What are the risks and challenges?
Like all outdoor activities, ski touring has risks associated with it. You need to be able to ski in variable off-piste snow, and there is a marked increase in risk from avalanches, terrain, remoteness, poor weather and poor decision-making. Each skier needs to accept, recognise and manage these risks. Being part of a good team and working as a team are essential. It also requires different equipment (see below). Being reasonably fit is also helpful - days can be long and you're skinning uphil for several hours and then skiing downhill with a rucksack on your back. The fitter you are, the more you will enjoy it! More information on fitness levels is here.
How good a skier do I need to be?
As with fitness, the better an off-piste skier you are, the more you will enjoy ski touring. If you can ski well on pisted red runs and have some off-piste experience, then that is a good starting point for going ski touring.
On a ski tour, you will often encounter many types of snow, depending on recent weather history and changes in altitude and slope aspect changes. So you may have to deal with everything from fluffy powder and spring snow through to crud and breakable crust!
Many of our members go skiing on piste as well as attending off-piste training courses. It's always helpful to brush up on technique and gain some confidence. At the very least, this will allow you to enjoy a ski tour rather than just surviving it.
More information on skiing levels can be found here.
What equipment will I need?
Ski touring requires a reasonable amount of specialised equipment, and the costs of acquiring it all in one go can be quite expensive. If you don't have any equipment, the best approach is to hire the equipment to start with and see if you like ski touring before investing further.
The items which are essential for all tours are:
- Skis with touring bindings - many of our members use alpine ski equipment (where the heel of the ski boot is locked down for downhill skiing), though some are telemark or freeheel skiers
- Ski touring boots - these are lighter and more comfortable for walking than standard downhill ski boots, and are more secure on steep ground (you can fit boot crampons to them).
- Skins - these are now made from nylon or mohair and stick to the bottom of the ski (they allow the ski to glide uphill, but not slip back down).
- Harscheisen - these are ski crampons that are used whilst skinning uphill in icy conditions, and stop the ski slipping.
- Avalanche transceiver - this is a small radio device which allows a skier to be found underneath avalanche debris.
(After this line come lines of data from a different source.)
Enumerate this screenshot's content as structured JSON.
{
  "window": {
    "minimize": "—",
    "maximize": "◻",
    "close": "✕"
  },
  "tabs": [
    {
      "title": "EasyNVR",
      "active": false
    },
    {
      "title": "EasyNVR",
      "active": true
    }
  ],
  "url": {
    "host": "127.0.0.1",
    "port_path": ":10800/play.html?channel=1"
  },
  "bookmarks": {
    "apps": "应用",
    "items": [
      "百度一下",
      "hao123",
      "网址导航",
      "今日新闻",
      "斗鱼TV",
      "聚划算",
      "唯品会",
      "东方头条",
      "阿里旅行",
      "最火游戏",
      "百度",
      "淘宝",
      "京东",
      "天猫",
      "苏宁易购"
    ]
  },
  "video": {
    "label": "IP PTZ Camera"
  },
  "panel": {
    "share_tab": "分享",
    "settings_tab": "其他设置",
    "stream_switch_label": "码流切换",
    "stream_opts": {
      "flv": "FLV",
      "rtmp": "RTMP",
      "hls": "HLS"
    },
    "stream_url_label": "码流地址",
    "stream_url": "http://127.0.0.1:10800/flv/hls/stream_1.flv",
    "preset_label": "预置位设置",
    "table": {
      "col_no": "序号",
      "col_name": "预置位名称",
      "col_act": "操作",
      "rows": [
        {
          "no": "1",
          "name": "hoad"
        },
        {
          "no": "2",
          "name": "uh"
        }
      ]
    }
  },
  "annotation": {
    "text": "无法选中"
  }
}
This is essential safety equipment.
- Probe and shovel - these are essential bits of equipment which will help you to find and dig out someone buried under the snow. The shovel must have a metal blade (plastic shovels are not very effective at cutting through avalanche debris).
You will also need to have suitable clothing, rucksack, ski goggles etc. If your ski tour includes some glacier travel or some climbing, you will need a harness. If you're climbing, you will also need crampons and ice axe.
How do I get started?
If you are starting from a skiing background and already have a reasonable level of off-piste skiing skills, then probably the best way to get started is by attending an Introductory Ski Touring course. Our Club normally provides one such course each year as part of the Club Touring Programme, and similar courses are offered by many mountain guides and the national training centres (Plas y Brenin, Glenmore Lodge). Such a course will provide a good grounding in basic ski touring skills as well as things like avalanche awareness and crevasse rescue.
If you're starting from a mountaineering background and haven't done much skiing, then attending an off-piste training course might be a good way of finding out if you enjoy off-piste skiing.
Once you've done this, you can start thinking about going on a week long ski tour. Some tours are quite difficult and challenging (such as the Haute Route) whilst others are a bit easier (such as the Silvretta tour). Doing one or two easier ski tours, with a mountain guide or with an experienced club member, will help to hone your skills and improve awareness of the challenges and how to manage these.